LONDON—Sebastian Coe rolled back the years and was on the track again, making a first test of the surface that Usain Bolt will be running on at the London Olympics.
"For me it feels fast," said the 1,500-meter Olympic champion in 1980 and 1984. "I'm guessing sprinters will like that, but as a middle-distance runner it also felt accommodating and firm enough for me."
With the Olympics 10 months away, the head of London's organizing committee ran 100 meters with youngsters before completing a lap with Hannah England, the world silver medalist in the 1,500.
"It feels really, really fast -- even today in just getting a jog on it you can tell it is going to be really fast," England said. "These are the tracks that you see world records created on by people like Usain Bolt. This is like a culmination of all the little tricks to make a track fast and they have brought them all here. This feels like the calm before the storm."
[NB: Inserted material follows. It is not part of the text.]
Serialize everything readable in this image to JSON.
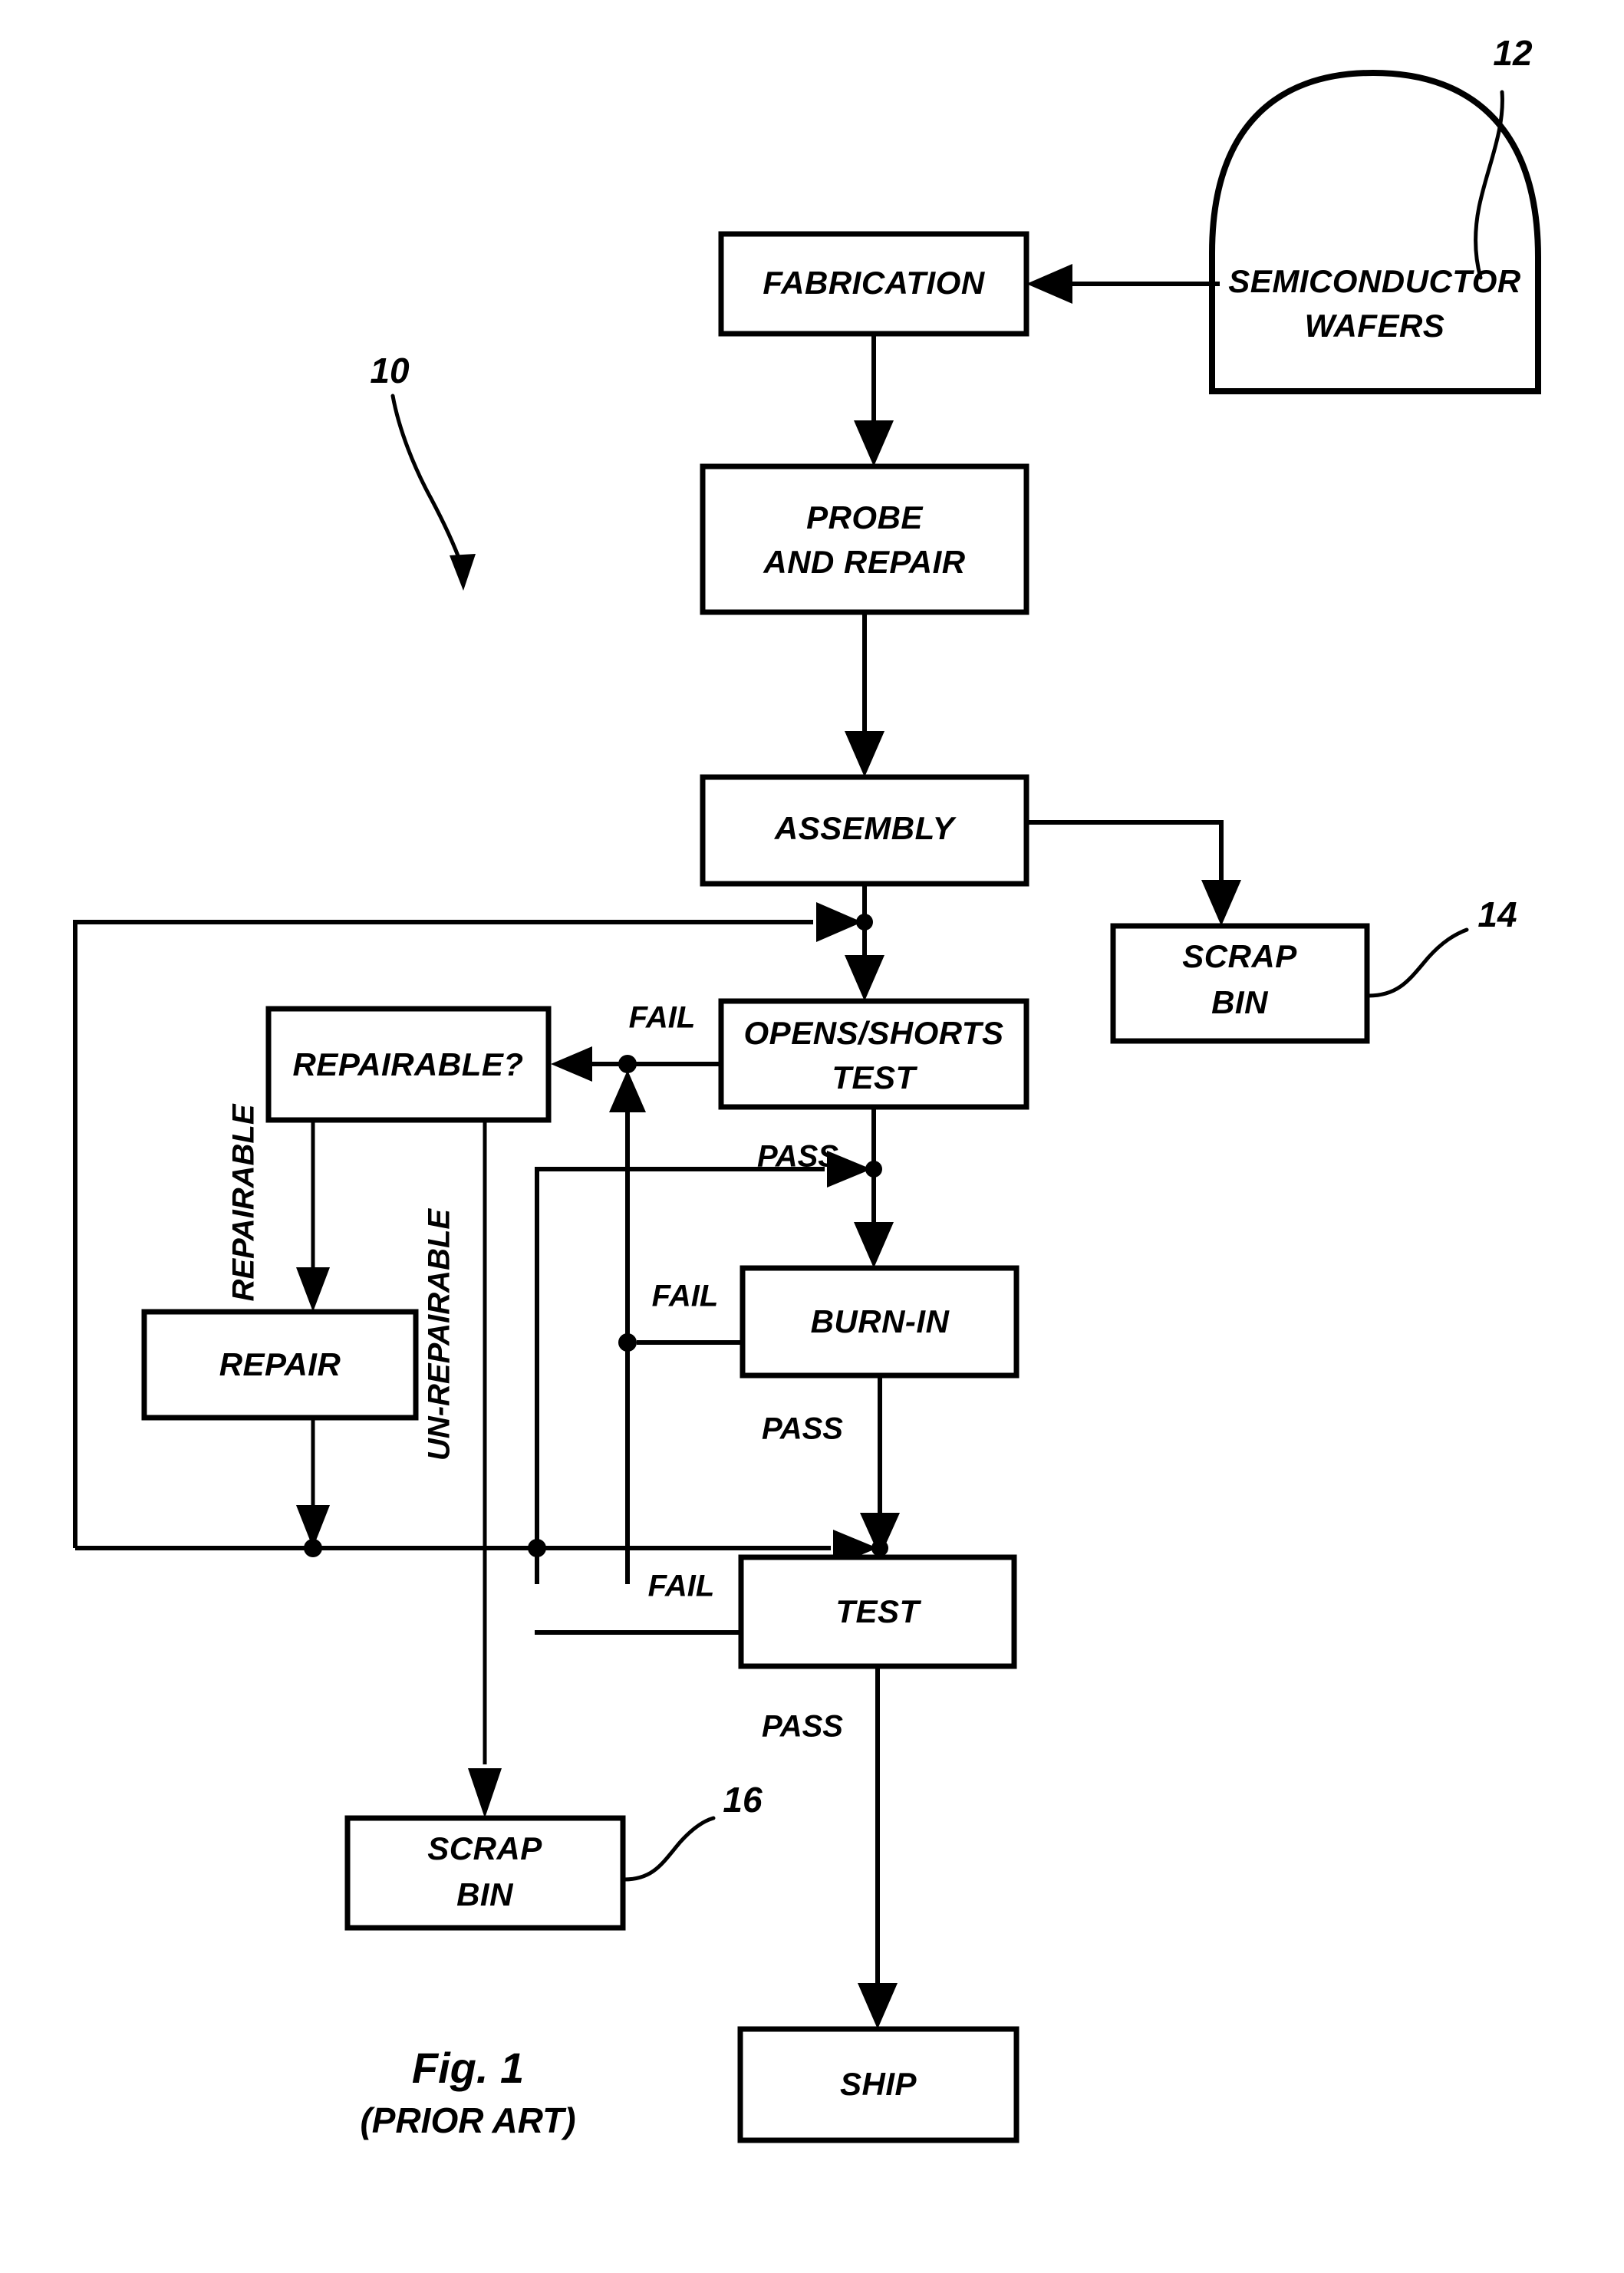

Despite speculation that London might choose a blue track, organizers have stuck with a traditional red rubber surface.
"I'm color blind so it won't make a jot of difference to me," Coe said. "They keep me well away from those decisions."
Some journalists who jogged around the track in unseasonably hot conditions said the 80,000-seat facility did not protect them from gusts that created a headwind.
"It felt all right when I was down there," Coe said. "But this is Britain."
The stadium is the first of its kind in Britain capable of hosting a world athletics championship, which London is bidding for in 2017.
And Coe assured the IAAF team inspecting London's bid on Monday that the track will remain in place after the Olympics regardless of whether Tottenham wins its court action against rival soccer club West Ham, whose bid for the stadium triumphed this year.
While West Ham will combine soccer and track and field in a downsized 60,000-seat venue after the 2012 Games, Tottenham planned to demolish the stadium to build a new one without any track and field legacy.
"Tottenham's actions are only about the process, not the fact," Sports Minister Hugh Robertson said. "And if they were to win in the High Court we would simply start the whole process again and next time around the provision of track would be nonnegotiable."